* [What the task asks] The answer must consist of each line below that holds the word "JSON", copied as it stands.

Input START

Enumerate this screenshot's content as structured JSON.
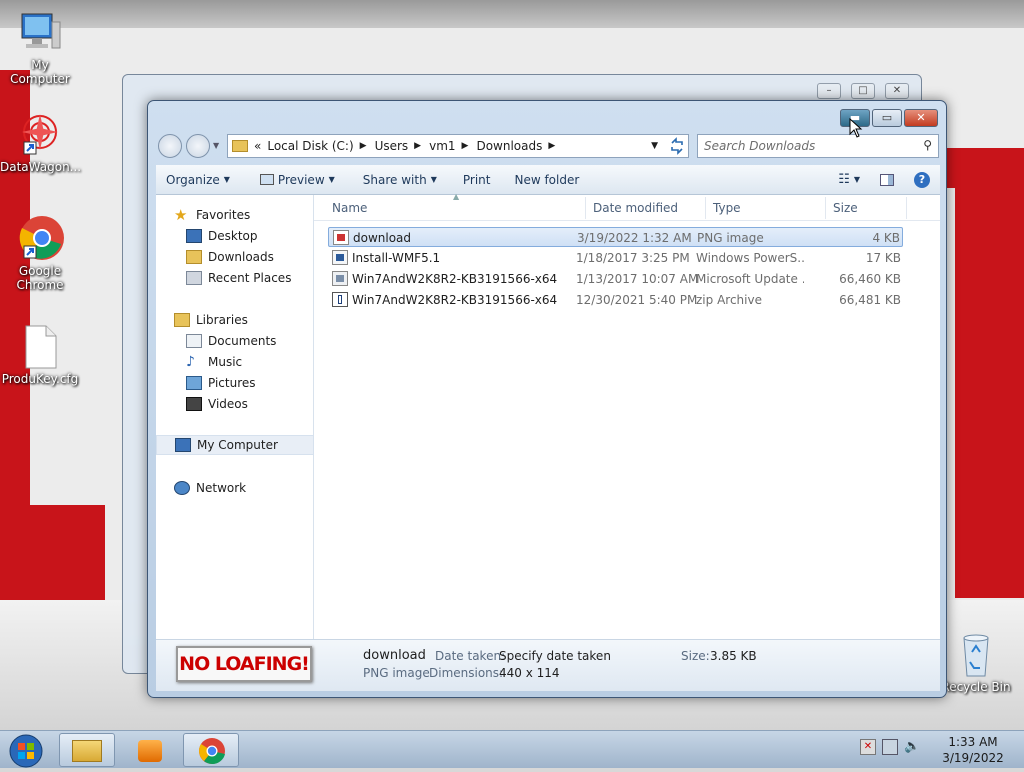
{
  "desktop": {
    "icons": [
      {
        "label": "My Computer"
      },
      {
        "label": "DataWagon..."
      },
      {
        "label": "Google Chrome"
      },
      {
        "label": "ProduKey.cfg"
      },
      {
        "label": "Recycle Bin"
      }
    ]
  },
  "explorer": {
    "address": {
      "overflow": "«",
      "segments": [
        "Local Disk (C:)",
        "Users",
        "vm1",
        "Downloads"
      ]
    },
    "search_placeholder": "Search Downloads",
    "toolbar": {
      "organize": "Organize",
      "preview": "Preview",
      "share_with": "Share with",
      "print": "Print",
      "new_folder": "New folder"
    },
    "nav": {
      "favorites": "Favorites",
      "desktop": "Desktop",
      "downloads": "Downloads",
      "recent_places": "Recent Places",
      "libraries": "Libraries",
      "documents": "Documents",
      "music": "Music",
      "pictures": "Pictures",
      "videos": "Videos",
      "my_computer": "My Computer",
      "network": "Network"
    },
    "columns": {
      "name": "Name",
      "date_modified": "Date modified",
      "type": "Type",
      "size": "Size"
    },
    "files": [
      {
        "name": "download",
        "date": "3/19/2022 1:32 AM",
        "type": "PNG image",
        "size": "4 KB"
      },
      {
        "name": "Install-WMF5.1",
        "date": "1/18/2017 3:25 PM",
        "type": "Windows PowerS...",
        "size": "17 KB"
      },
      {
        "name": "Win7AndW2K8R2-KB3191566-x64",
        "date": "1/13/2017 10:07 AM",
        "type": "Microsoft Update ...",
        "size": "66,460 KB"
      },
      {
        "name": "Win7AndW2K8R2-KB3191566-x64",
        "date": "12/30/2021 5:40 PM",
        "type": "zip Archive",
        "size": "66,481 KB"
      }
    ],
    "details": {
      "thumbnail_text": "NO LOAFING!",
      "name": "download",
      "type": "PNG image",
      "date_taken_label": "Date taken:",
      "date_taken_value": "Specify date taken",
      "dimensions_label": "Dimensions:",
      "dimensions_value": "440 x 114",
      "size_label": "Size:",
      "size_value": "3.85 KB"
    }
  },
  "taskbar": {
    "time": "1:33 AM",
    "date": "3/19/2022"
  },
  "colors": {
    "wallpaper_red": "#c8141a",
    "selection_border": "#84acdd",
    "close_button": "#c23b20"
  }
}
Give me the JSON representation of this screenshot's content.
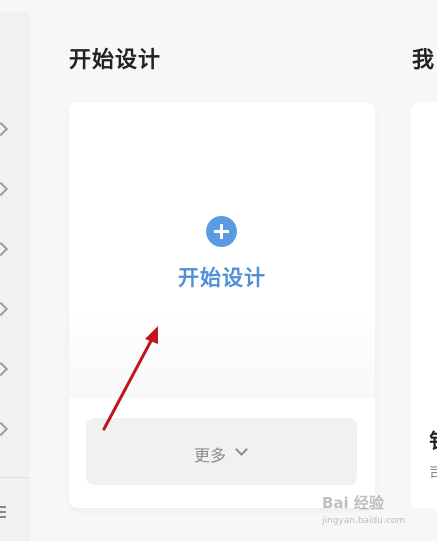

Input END

* [Written answer]
Enumerate this screenshot's content as structured JSON.
Give me the JSON representation of this screenshot's content.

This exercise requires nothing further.